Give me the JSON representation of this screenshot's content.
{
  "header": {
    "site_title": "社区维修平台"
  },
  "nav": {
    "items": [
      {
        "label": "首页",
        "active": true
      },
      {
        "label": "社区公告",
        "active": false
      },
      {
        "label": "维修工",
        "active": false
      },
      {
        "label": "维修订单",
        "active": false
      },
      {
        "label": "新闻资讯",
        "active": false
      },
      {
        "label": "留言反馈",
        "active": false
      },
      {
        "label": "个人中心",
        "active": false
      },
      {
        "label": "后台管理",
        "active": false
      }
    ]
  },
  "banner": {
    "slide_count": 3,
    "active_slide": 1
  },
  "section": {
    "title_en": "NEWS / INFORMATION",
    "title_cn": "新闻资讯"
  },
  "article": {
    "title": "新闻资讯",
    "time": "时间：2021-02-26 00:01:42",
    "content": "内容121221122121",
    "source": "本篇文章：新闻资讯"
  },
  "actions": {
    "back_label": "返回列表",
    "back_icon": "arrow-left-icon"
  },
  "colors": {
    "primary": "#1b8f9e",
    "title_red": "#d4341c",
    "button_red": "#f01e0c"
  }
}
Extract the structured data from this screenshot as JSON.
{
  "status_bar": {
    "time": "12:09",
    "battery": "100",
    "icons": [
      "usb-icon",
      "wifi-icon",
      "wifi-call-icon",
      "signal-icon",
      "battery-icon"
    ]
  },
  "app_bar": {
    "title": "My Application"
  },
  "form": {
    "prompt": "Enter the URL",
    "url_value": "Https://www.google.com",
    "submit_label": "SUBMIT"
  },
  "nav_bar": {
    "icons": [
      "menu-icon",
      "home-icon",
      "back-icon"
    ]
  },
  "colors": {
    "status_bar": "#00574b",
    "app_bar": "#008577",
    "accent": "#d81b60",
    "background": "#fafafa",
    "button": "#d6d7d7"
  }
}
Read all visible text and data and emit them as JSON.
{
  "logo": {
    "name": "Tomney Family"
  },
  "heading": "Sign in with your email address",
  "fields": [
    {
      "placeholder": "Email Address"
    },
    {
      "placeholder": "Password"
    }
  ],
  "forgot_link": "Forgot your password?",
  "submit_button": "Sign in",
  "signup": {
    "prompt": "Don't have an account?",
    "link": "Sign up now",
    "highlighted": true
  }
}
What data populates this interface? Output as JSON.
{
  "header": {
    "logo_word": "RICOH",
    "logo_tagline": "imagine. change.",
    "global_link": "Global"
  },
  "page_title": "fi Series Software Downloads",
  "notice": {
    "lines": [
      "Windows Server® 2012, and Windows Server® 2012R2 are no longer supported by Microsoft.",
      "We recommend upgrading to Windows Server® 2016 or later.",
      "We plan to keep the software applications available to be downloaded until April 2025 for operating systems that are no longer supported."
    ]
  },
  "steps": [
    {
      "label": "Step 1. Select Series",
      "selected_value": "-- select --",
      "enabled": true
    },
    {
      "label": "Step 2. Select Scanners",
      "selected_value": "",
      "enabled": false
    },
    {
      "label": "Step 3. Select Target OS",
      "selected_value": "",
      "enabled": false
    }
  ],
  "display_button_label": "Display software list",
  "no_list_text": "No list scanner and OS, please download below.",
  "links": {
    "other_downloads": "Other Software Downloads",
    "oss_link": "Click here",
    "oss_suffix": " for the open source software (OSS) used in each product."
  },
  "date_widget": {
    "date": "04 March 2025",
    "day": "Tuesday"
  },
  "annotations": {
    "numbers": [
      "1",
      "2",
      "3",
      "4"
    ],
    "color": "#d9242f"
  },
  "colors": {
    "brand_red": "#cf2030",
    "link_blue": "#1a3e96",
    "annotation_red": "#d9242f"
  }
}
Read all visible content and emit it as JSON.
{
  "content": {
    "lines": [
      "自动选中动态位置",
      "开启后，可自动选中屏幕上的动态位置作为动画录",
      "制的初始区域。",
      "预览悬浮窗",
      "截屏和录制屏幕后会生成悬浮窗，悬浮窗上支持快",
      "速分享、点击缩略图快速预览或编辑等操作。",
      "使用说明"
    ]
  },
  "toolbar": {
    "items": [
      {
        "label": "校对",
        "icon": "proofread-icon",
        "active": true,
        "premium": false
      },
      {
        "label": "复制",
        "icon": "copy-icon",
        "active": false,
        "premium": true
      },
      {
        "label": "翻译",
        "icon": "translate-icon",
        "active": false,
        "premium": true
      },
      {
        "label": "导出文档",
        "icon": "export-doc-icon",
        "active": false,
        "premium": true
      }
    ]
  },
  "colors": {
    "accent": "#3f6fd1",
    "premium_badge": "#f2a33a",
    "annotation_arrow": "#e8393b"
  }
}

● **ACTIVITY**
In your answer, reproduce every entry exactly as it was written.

● **THE COMPLETED TASK**
Give me the JSON representation of this screenshot's content.
{
  "header": {
    "site_title": "社区维修平台"
  },
  "nav": {
    "items": [
      {
        "label": "首页",
        "active": true
      },
      {
        "label": "社区公告",
        "active": false
      },
      {
        "label": "维修工",
        "active": false
      },
      {
        "label": "维修订单",
        "active": false
      },
      {
        "label": "新闻资讯",
        "active": false
      },
      {
        "label": "留言反馈",
        "active": false
      },
      {
        "label": "个人中心",
        "active": false
      },
      {
        "label": "后台管理",
        "active": false
      }
    ]
  },
  "banner": {
    "slide_count": 3,
    "active_slide": 1
  },
  "section": {
    "title_en": "NEWS / INFORMATION",
    "title_cn": "新闻资讯"
  },
  "article": {
    "title": "新闻资讯",
    "time": "时间：2021-02-26 00:01:42",
    "content": "内容121221122121",
    "source": "本篇文章：新闻资讯"
  },
  "actions": {
    "back_label": "返回列表",
    "back_icon": "arrow-left-icon"
  },
  "colors": {
    "primary": "#1b8f9e",
    "title_red": "#d4341c",
    "button_red": "#f01e0c"
  }
}
Extract the structured data from this screenshot as JSON.
{
  "status_bar": {
    "time": "12:09",
    "battery": "100",
    "icons": [
      "usb-icon",
      "wifi-icon",
      "wifi-call-icon",
      "signal-icon",
      "battery-icon"
    ]
  },
  "app_bar": {
    "title": "My Application"
  },
  "form": {
    "prompt": "Enter the URL",
    "url_value": "Https://www.google.com",
    "submit_label": "SUBMIT"
  },
  "nav_bar": {
    "icons": [
      "menu-icon",
      "home-icon",
      "back-icon"
    ]
  },
  "colors": {
    "status_bar": "#00574b",
    "app_bar": "#008577",
    "accent": "#d81b60",
    "background": "#fafafa",
    "button": "#d6d7d7"
  }
}
Read all visible text and data and emit them as JSON.
{
  "logo": {
    "name": "Tomney Family"
  },
  "heading": "Sign in with your email address",
  "fields": [
    {
      "placeholder": "Email Address"
    },
    {
      "placeholder": "Password"
    }
  ],
  "forgot_link": "Forgot your password?",
  "submit_button": "Sign in",
  "signup": {
    "prompt": "Don't have an account?",
    "link": "Sign up now",
    "highlighted": true
  }
}
What data populates this interface? Output as JSON.
{
  "header": {
    "logo_word": "RICOH",
    "logo_tagline": "imagine. change.",
    "global_link": "Global"
  },
  "page_title": "fi Series Software Downloads",
  "notice": {
    "lines": [
      "Windows Server® 2012, and Windows Server® 2012R2 are no longer supported by Microsoft.",
      "We recommend upgrading to Windows Server® 2016 or later.",
      "We plan to keep the software applications available to be downloaded until April 2025 for operating systems that are no longer supported."
    ]
  },
  "steps": [
    {
      "label": "Step 1. Select Series",
      "selected_value": "-- select --",
      "enabled": true
    },
    {
      "label": "Step 2. Select Scanners",
      "selected_value": "",
      "enabled": false
    },
    {
      "label": "Step 3. Select Target OS",
      "selected_value": "",
      "enabled": false
    }
  ],
  "display_button_label": "Display software list",
  "no_list_text": "No list scanner and OS, please download below.",
  "links": {
    "other_downloads": "Other Software Downloads",
    "oss_link": "Click here",
    "oss_suffix": " for the open source software (OSS) used in each product."
  },
  "date_widget": {
    "date": "04 March 2025",
    "day": "Tuesday"
  },
  "annotations": {
    "numbers": [
      "1",
      "2",
      "3",
      "4"
    ],
    "color": "#d9242f"
  },
  "colors": {
    "brand_red": "#cf2030",
    "link_blue": "#1a3e96",
    "annotation_red": "#d9242f"
  }
}
Read all visible content and emit it as JSON.
{
  "content": {
    "lines": [
      "自动选中动态位置",
      "开启后，可自动选中屏幕上的动态位置作为动画录",
      "制的初始区域。",
      "预览悬浮窗",
      "截屏和录制屏幕后会生成悬浮窗，悬浮窗上支持快",
      "速分享、点击缩略图快速预览或编辑等操作。",
      "使用说明"
    ]
  },
  "toolbar": {
    "items": [
      {
        "label": "校对",
        "icon": "proofread-icon",
        "active": true,
        "premium": false
      },
      {
        "label": "复制",
        "icon": "copy-icon",
        "active": false,
        "premium": true
      },
      {
        "label": "翻译",
        "icon": "translate-icon",
        "active": false,
        "premium": true
      },
      {
        "label": "导出文档",
        "icon": "export-doc-icon",
        "active": false,
        "premium": true
      }
    ]
  },
  "colors": {
    "accent": "#3f6fd1",
    "premium_badge": "#f2a33a",
    "annotation_arrow": "#e8393b"
  }
}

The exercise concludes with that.